The Open Wireless Movement – led by the Electronic Frontier Foundation (EFF) and supported by Mozilla among others – is
to launch software which will allow for wireless networks to be opened up for use safely en masse, foiling attempts to track individuals through online activity.
EFF activist Adi Kamdar, who co-ordinates the foundation's open access advocacy activities, told The Irish Times the move was about getting away from a web-usage model "which creates a privacy-invasive norm of using the internet".
Said Mr Kamdar: “Using wireless networks – which exist all around us – is not only more efficient but also can be privacy-friendly.”
The Open Wireless Movement will unveil its free WiFi router firmware at next month’s Hackers on Planet Earth conference in New York.
An operating system which allows web-users and businesses to open wireless networks “without compromising their security or sacrificing bandwidth”, a major aim of the new software will be to combat IP addresses being used to identify a person, therefore creating a more anonymous version of the internet.
Utilising the new tool, says the Open Wireless Movement website, will mean “the false notion that an IP address could be used as a sole identifier is finally a thing of the past, creating a privacy-enhancing norm of shared networks”.
Michele Neylon, chief executive with Irish web-hosting company Blacknight, said the move was based around "a needle in a haystack concept, by creating a haystack you render each user a needle".
Neylon said that, in a “post-Snowden world”, the idea may appeal to web-users who had previously “never thought about mass surveillance or the complete abuse of user privacy that a lot of governments were involved in over the past few years”.
Security concerns of using open wireless connections would be, admitted Mr Kamdar, a difficult hurdle for the group to jump though.
“It’s understandable to equate an open wireless connection with a lack of security. That’s why we are focusing on building a router system that emphasises security – even on the open network– so users can be assured their traffic is safe.”
An FAQ section on the Open Wireless Movement website adds that it’s “not the case” that running an open network will open a user’s devices to attack as long as they run a separate “guest” network.

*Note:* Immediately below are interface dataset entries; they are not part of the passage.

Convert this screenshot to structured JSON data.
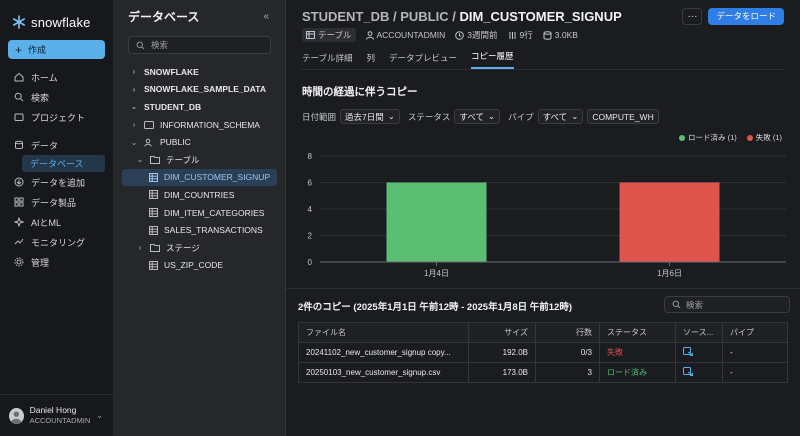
{
  "nav": {
    "logo": "snowflake",
    "create": "作成",
    "items": [
      {
        "label": "ホーム",
        "icon": "home-icon"
      },
      {
        "label": "検索",
        "icon": "search-icon"
      },
      {
        "label": "プロジェクト",
        "icon": "folder-icon"
      }
    ],
    "data_label": "データ",
    "data_sub": "データベース",
    "items2": [
      {
        "label": "データを追加",
        "icon": "download-icon"
      },
      {
        "label": "データ製品",
        "icon": "grid-icon"
      },
      {
        "label": "AIとML",
        "icon": "ai-icon"
      },
      {
        "label": "モニタリング",
        "icon": "monitor-icon"
      },
      {
        "label": "管理",
        "icon": "gear-icon"
      }
    ],
    "user": {
      "name": "Daniel Hong",
      "role": "ACCOUNTADMIN"
    }
  },
  "dbpanel": {
    "title": "データベース",
    "search_placeholder": "検索",
    "tree": [
      {
        "label": "SNOWFLAKE"
      },
      {
        "label": "SNOWFLAKE_SAMPLE_DATA"
      },
      {
        "label": "STUDENT_DB"
      },
      {
        "label": "INFORMATION_SCHEMA"
      },
      {
        "label": "PUBLIC"
      },
      {
        "label": "テーブル"
      },
      {
        "label": "DIM_CUSTOMER_SIGNUP"
      },
      {
        "label": "DIM_COUNTRIES"
      },
      {
        "label": "DIM_ITEM_CATEGORIES"
      },
      {
        "label": "SALES_TRANSACTIONS"
      },
      {
        "label": "ステージ"
      },
      {
        "label": "US_ZIP_CODE"
      }
    ]
  },
  "main": {
    "crumb_prefix": "STUDENT_DB / PUBLIC / ",
    "crumb_table": "DIM_CUSTOMER_SIGNUP",
    "more": "···",
    "load_button": "データをロード",
    "meta": {
      "type": "テーブル",
      "owner": "ACCOUNTADMIN",
      "age": "3週間前",
      "rows": "9行",
      "size": "3.0KB"
    },
    "tabs": [
      "テーブル詳細",
      "列",
      "データプレビュー",
      "コピー履歴"
    ],
    "section_title": "時間の経過に伴うコピー",
    "filters": {
      "date_label": "日付範囲",
      "date_value": "過去7日間",
      "status_label": "ステータス",
      "status_value": "すべて",
      "pipe_label": "パイプ",
      "pipe_value": "すべて",
      "warehouse": "COMPUTE_WH"
    },
    "copies_title": "2件のコピー (2025年1月1日 午前12時 - 2025年1月8日 午前12時)",
    "table_search_placeholder": "検索",
    "table_headers": [
      "ファイル名",
      "サイズ",
      "行数",
      "ステータス",
      "ソース...",
      "パイプ"
    ],
    "rows": [
      {
        "file": "20241102_new_customer_signup copy...",
        "size": "192.0B",
        "rows": "0/3",
        "status": "失敗",
        "pipe": "-"
      },
      {
        "file": "20250103_new_customer_signup.csv",
        "size": "173.0B",
        "rows": "3",
        "status": "ロード済み",
        "pipe": "-"
      }
    ]
  },
  "colors": {
    "success": "#49c06a",
    "failure": "#e0504a",
    "accent": "#5ab0ea"
  },
  "chart_data": {
    "type": "bar",
    "categories": [
      "1月4日",
      "1月6日"
    ],
    "series": [
      {
        "name": "ロード済み (1)",
        "values": [
          6,
          0
        ],
        "color": "#5abf72"
      },
      {
        "name": "失敗 (1)",
        "values": [
          0,
          6
        ],
        "color": "#e0544e"
      }
    ],
    "ylim": [
      0,
      8
    ],
    "yticks": [
      0,
      2,
      4,
      6,
      8
    ],
    "legend": "top-right"
  }
}
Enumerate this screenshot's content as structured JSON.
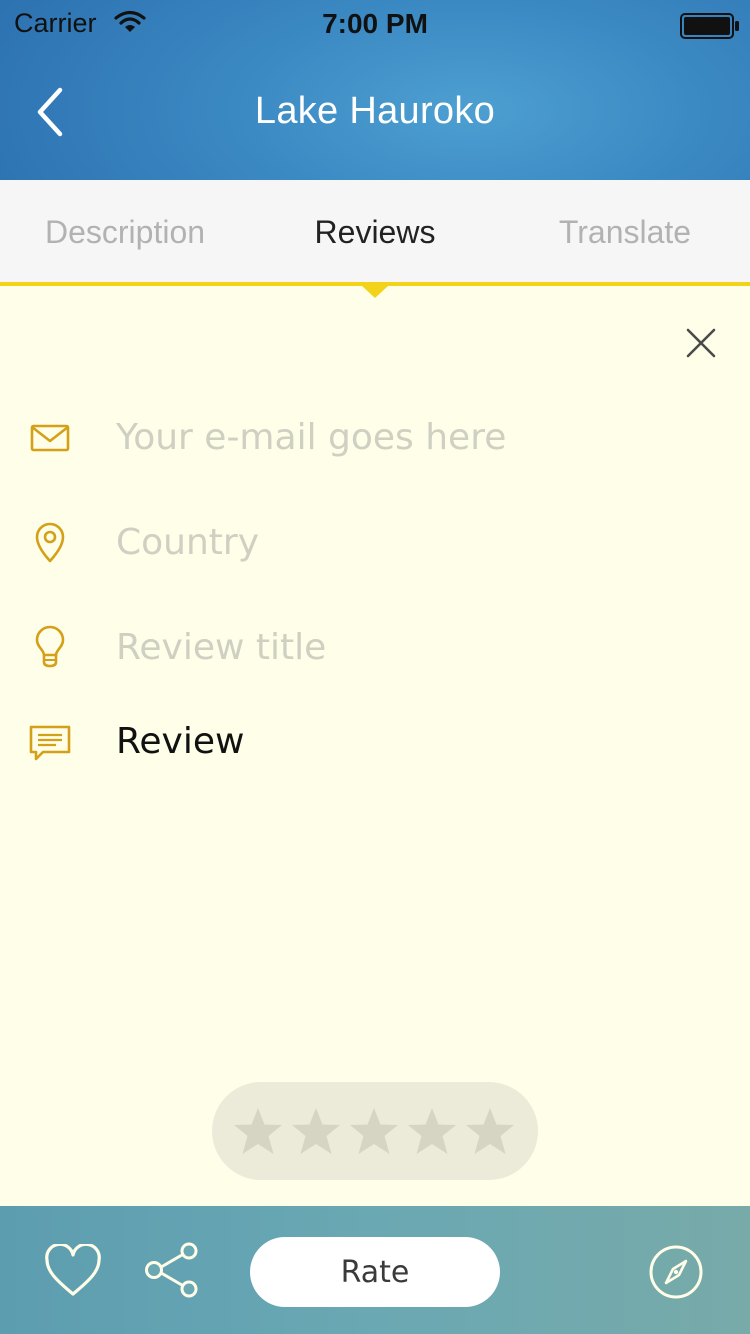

However, one problem Ms Neylon identified with the idea is a situation where “random strangers access and use an internet connection” for illegal activities. “You could end up in a world of pain if someone is using the connection to hack financial institutions, for example,” said the Blacknight boss.